== DATA FOR ANALYSIS ==
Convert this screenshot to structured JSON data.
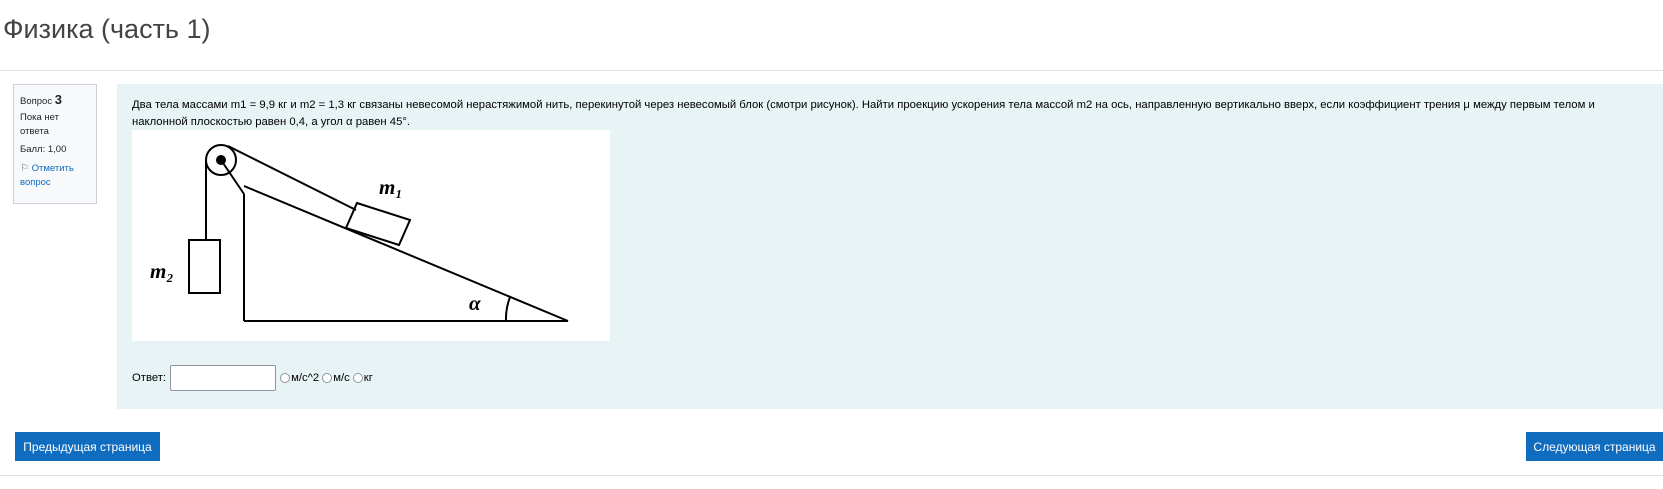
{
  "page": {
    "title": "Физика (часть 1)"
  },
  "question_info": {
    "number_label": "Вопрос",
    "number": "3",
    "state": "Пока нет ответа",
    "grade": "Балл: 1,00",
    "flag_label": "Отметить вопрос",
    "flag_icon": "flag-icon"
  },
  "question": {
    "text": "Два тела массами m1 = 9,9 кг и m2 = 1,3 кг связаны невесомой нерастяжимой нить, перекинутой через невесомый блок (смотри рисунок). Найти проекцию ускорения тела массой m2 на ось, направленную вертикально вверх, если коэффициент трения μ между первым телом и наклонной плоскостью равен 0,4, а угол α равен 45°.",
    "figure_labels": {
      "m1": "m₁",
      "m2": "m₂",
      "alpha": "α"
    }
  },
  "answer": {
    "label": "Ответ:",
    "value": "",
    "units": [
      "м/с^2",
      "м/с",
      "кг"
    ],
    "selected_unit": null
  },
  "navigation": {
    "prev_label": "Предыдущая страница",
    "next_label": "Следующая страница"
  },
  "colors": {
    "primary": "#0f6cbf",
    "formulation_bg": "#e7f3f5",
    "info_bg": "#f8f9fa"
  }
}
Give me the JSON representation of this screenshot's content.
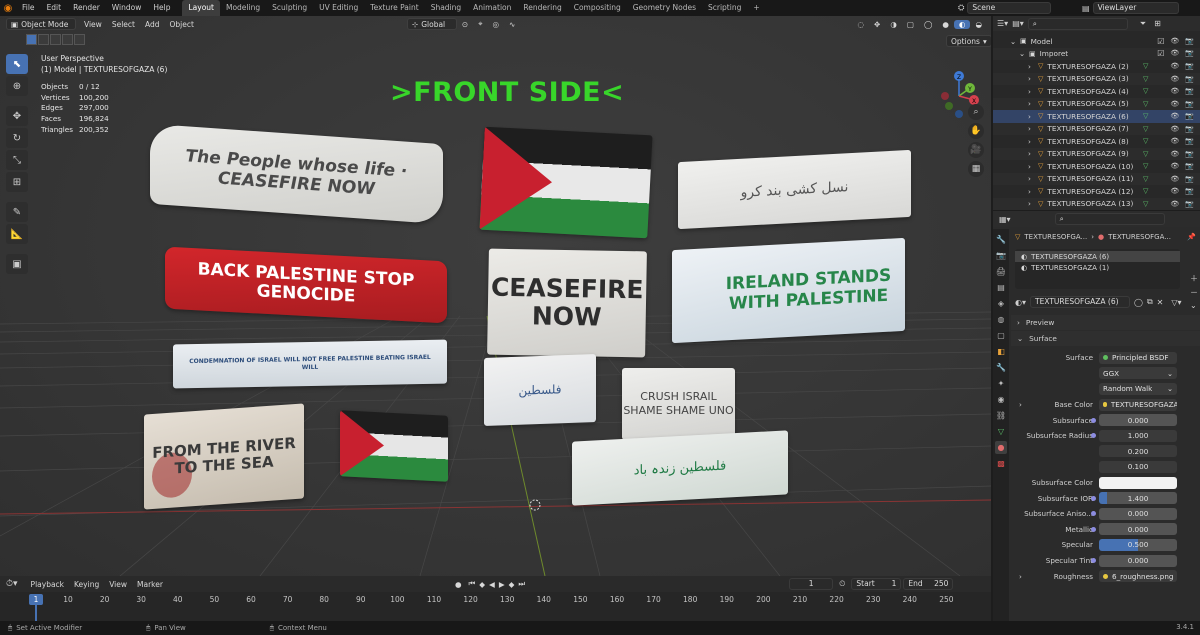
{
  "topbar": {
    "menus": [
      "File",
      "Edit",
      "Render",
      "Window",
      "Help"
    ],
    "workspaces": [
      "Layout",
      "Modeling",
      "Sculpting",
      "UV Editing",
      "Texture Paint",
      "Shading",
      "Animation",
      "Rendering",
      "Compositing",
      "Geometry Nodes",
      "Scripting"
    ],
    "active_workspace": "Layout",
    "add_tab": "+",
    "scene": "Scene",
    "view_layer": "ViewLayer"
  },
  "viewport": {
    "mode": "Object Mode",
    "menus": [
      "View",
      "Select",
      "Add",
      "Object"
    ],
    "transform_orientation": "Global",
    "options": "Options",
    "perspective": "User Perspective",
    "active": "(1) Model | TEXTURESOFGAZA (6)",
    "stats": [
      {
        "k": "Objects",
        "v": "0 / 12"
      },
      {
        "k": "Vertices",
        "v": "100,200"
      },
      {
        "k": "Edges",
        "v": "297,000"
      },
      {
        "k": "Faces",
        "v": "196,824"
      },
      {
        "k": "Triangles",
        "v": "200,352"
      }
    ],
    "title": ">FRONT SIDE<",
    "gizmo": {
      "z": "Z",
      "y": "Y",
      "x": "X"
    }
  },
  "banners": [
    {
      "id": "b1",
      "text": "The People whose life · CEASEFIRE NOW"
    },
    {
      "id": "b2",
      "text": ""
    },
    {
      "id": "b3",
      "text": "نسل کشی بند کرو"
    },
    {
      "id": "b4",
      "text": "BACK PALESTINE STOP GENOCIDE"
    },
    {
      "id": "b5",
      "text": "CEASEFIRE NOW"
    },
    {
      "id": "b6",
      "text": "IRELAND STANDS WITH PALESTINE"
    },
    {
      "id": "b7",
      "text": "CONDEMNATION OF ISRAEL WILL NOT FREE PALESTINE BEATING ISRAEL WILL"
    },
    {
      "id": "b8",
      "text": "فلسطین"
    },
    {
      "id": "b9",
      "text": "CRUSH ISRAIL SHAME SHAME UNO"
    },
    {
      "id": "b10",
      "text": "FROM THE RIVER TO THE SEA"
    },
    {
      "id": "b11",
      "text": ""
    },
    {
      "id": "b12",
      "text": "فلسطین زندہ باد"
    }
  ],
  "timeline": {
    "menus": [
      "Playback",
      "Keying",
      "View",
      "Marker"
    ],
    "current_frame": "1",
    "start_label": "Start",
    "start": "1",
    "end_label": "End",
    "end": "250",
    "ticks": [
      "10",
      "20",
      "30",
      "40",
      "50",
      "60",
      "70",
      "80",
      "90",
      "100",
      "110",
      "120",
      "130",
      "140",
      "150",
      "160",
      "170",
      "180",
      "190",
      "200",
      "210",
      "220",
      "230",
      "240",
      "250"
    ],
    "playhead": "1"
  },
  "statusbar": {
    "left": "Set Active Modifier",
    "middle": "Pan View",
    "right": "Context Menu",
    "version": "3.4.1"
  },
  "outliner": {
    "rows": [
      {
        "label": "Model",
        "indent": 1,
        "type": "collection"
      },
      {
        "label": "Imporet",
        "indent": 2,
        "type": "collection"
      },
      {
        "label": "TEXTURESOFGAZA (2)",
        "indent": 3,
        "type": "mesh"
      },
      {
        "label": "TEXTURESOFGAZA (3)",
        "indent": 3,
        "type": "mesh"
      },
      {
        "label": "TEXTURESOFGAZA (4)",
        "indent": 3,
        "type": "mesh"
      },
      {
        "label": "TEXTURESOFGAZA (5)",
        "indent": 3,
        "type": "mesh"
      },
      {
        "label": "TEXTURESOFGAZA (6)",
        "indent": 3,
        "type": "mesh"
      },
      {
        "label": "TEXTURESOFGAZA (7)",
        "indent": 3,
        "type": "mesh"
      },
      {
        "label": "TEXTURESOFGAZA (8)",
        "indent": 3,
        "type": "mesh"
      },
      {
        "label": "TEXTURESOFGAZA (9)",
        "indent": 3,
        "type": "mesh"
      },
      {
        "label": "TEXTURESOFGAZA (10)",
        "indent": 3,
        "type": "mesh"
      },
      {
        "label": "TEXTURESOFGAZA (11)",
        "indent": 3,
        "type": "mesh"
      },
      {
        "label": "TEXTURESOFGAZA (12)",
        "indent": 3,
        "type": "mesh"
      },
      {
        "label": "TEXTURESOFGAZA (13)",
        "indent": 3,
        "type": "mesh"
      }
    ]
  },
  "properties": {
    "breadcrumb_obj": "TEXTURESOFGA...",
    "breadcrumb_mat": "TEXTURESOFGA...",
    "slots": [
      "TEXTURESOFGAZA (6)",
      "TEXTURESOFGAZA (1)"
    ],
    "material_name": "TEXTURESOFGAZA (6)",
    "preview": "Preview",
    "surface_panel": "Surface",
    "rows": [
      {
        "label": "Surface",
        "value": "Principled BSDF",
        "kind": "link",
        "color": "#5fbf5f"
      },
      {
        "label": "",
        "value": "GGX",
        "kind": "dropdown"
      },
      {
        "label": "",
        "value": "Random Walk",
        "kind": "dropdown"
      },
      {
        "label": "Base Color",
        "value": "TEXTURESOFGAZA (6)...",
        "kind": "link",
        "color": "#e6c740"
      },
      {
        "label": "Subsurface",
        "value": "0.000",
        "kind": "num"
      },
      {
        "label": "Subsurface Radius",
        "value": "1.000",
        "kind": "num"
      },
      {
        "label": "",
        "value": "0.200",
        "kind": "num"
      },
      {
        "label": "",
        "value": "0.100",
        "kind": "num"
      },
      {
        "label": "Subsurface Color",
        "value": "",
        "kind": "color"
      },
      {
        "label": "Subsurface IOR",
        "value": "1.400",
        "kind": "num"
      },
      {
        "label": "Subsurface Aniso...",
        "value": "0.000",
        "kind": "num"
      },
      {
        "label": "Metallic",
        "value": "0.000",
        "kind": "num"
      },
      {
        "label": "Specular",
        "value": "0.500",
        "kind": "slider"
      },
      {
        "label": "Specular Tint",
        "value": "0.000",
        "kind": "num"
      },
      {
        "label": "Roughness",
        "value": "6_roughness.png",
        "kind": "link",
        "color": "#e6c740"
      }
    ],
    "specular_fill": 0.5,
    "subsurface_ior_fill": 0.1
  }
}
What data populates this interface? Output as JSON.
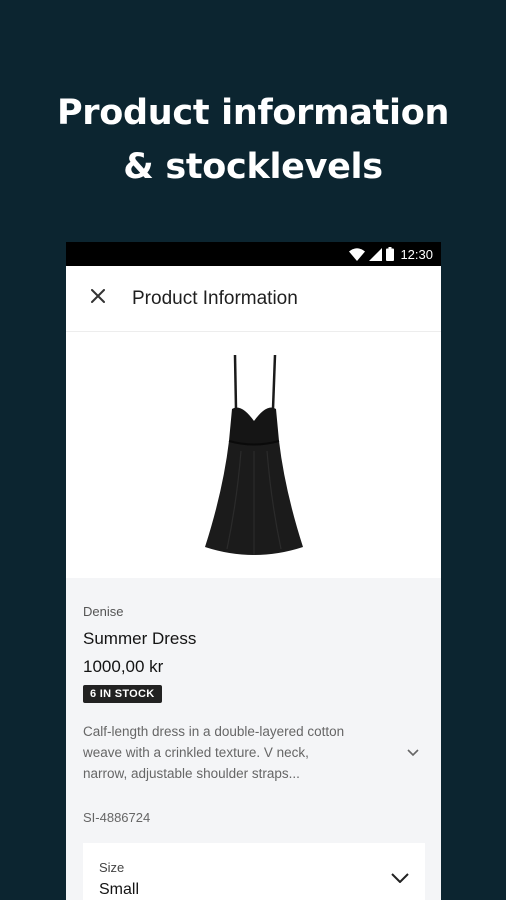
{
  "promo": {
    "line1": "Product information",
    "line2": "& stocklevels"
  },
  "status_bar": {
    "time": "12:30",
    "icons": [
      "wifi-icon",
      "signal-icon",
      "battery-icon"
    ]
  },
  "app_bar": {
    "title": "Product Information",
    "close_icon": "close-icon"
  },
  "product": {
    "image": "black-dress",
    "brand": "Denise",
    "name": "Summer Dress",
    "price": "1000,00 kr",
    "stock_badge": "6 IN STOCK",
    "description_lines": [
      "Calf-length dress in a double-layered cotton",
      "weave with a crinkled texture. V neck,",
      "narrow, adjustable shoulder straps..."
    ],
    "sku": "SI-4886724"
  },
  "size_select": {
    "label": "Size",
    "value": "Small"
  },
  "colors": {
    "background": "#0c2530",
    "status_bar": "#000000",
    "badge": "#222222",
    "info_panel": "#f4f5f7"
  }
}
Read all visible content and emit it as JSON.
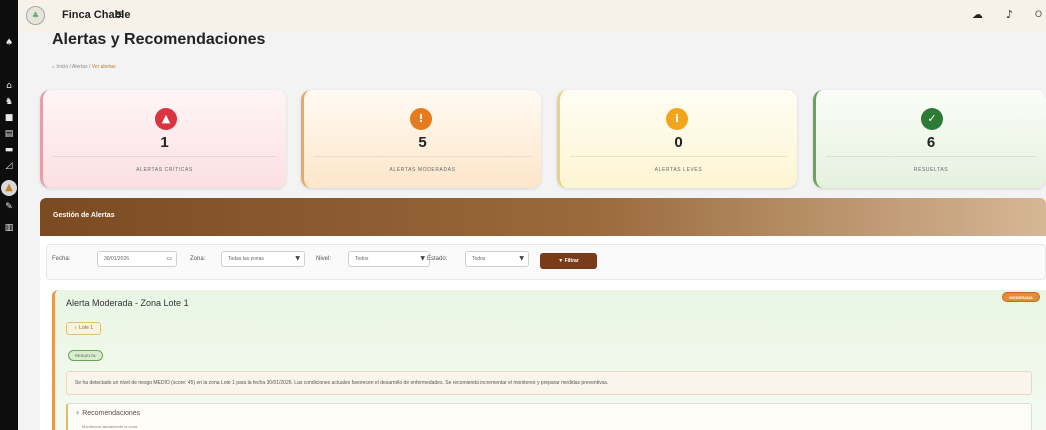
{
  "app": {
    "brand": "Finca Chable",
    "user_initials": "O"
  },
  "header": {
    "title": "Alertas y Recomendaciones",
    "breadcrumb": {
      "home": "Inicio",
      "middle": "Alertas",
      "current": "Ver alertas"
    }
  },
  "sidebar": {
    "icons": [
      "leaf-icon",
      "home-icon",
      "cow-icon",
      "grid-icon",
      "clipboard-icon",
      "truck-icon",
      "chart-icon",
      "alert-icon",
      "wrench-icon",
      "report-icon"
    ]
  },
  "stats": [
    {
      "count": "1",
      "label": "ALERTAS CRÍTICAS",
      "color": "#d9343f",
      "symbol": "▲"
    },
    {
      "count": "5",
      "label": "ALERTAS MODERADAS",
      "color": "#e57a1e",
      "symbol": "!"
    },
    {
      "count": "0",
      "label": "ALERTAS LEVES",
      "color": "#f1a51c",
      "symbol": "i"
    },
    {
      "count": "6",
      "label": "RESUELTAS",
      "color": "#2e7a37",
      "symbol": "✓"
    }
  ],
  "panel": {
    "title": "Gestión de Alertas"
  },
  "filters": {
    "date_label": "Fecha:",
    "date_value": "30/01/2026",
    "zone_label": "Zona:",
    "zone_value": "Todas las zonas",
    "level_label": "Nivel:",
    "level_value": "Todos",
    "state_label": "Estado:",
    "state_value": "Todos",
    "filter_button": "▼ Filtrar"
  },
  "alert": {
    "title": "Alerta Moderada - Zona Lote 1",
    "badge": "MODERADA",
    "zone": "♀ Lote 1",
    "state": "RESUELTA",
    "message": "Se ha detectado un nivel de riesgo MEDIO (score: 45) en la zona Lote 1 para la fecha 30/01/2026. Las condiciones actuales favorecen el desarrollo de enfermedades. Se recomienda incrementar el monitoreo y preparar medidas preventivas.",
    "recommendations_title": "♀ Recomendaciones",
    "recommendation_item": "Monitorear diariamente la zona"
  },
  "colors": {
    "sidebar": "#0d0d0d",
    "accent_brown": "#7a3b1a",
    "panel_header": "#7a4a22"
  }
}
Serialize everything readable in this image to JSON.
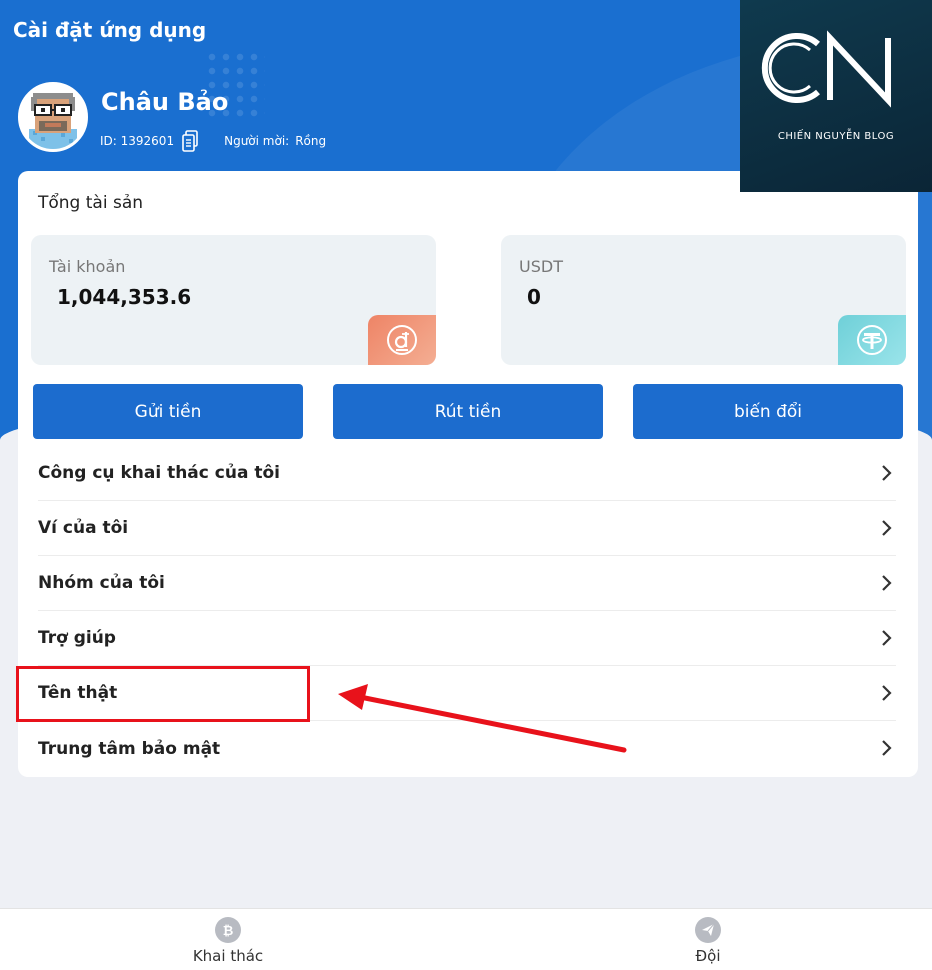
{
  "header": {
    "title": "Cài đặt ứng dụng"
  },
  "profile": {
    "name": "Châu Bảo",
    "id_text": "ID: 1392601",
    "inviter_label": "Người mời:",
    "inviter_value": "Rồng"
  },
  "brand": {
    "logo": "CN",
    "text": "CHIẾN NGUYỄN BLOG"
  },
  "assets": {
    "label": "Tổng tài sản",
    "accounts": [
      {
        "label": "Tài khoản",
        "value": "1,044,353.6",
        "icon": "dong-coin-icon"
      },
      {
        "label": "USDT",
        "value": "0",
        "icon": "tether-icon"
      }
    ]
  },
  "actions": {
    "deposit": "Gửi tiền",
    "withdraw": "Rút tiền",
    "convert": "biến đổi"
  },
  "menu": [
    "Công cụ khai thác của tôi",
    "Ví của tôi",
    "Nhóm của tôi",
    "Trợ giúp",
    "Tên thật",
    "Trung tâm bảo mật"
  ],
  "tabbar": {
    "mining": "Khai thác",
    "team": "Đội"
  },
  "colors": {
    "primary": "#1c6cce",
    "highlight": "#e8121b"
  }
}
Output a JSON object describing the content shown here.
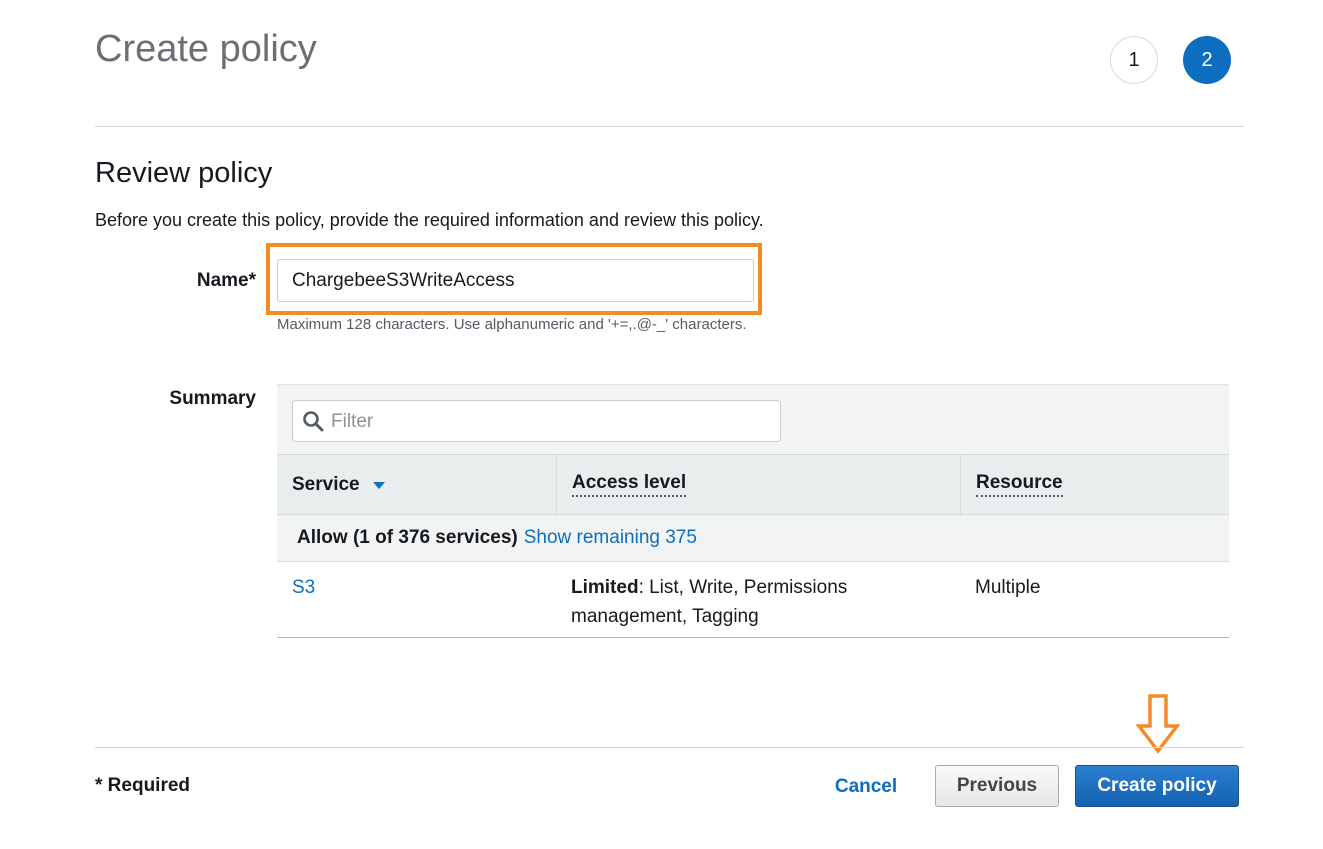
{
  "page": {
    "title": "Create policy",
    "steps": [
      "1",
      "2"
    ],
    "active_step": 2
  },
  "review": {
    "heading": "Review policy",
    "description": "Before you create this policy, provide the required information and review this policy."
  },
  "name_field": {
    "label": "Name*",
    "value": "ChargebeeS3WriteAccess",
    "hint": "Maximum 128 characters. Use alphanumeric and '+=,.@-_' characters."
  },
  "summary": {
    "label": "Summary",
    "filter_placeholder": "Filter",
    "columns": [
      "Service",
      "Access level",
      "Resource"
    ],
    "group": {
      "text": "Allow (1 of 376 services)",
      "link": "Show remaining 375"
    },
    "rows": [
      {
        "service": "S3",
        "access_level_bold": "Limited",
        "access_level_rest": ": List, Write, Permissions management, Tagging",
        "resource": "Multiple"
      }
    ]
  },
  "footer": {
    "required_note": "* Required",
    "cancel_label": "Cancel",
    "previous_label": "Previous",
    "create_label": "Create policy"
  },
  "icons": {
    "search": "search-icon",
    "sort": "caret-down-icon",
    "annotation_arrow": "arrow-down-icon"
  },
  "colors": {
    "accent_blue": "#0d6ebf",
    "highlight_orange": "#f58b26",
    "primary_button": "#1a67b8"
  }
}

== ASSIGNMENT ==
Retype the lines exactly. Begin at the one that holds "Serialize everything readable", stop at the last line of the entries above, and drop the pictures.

== OUTPUT FOR THIS EXERCISE ==
Serialize everything readable in this image to JSON.
{
  "header": {
    "title": "Cài đặt ứng dụng"
  },
  "profile": {
    "name": "Châu Bảo",
    "id_text": "ID: 1392601",
    "inviter_label": "Người mời:",
    "inviter_value": "Rồng"
  },
  "brand": {
    "logo": "CN",
    "text": "CHIẾN NGUYỄN BLOG"
  },
  "assets": {
    "label": "Tổng tài sản",
    "accounts": [
      {
        "label": "Tài khoản",
        "value": "1,044,353.6",
        "icon": "dong-coin-icon"
      },
      {
        "label": "USDT",
        "value": "0",
        "icon": "tether-icon"
      }
    ]
  },
  "actions": {
    "deposit": "Gửi tiền",
    "withdraw": "Rút tiền",
    "convert": "biến đổi"
  },
  "menu": [
    "Công cụ khai thác của tôi",
    "Ví của tôi",
    "Nhóm của tôi",
    "Trợ giúp",
    "Tên thật",
    "Trung tâm bảo mật"
  ],
  "tabbar": {
    "mining": "Khai thác",
    "team": "Đội"
  },
  "colors": {
    "primary": "#1c6cce",
    "highlight": "#e8121b"
  }
}
Output a JSON object describing the content shown here.
{
  "page": {
    "title": "Create policy",
    "steps": [
      "1",
      "2"
    ],
    "active_step": 2
  },
  "review": {
    "heading": "Review policy",
    "description": "Before you create this policy, provide the required information and review this policy."
  },
  "name_field": {
    "label": "Name*",
    "value": "ChargebeeS3WriteAccess",
    "hint": "Maximum 128 characters. Use alphanumeric and '+=,.@-_' characters."
  },
  "summary": {
    "label": "Summary",
    "filter_placeholder": "Filter",
    "columns": [
      "Service",
      "Access level",
      "Resource"
    ],
    "group": {
      "text": "Allow (1 of 376 services)",
      "link": "Show remaining 375"
    },
    "rows": [
      {
        "service": "S3",
        "access_level_bold": "Limited",
        "access_level_rest": ": List, Write, Permissions management, Tagging",
        "resource": "Multiple"
      }
    ]
  },
  "footer": {
    "required_note": "* Required",
    "cancel_label": "Cancel",
    "previous_label": "Previous",
    "create_label": "Create policy"
  },
  "icons": {
    "search": "search-icon",
    "sort": "caret-down-icon",
    "annotation_arrow": "arrow-down-icon"
  },
  "colors": {
    "accent_blue": "#0d6ebf",
    "highlight_orange": "#f58b26",
    "primary_button": "#1a67b8"
  }
}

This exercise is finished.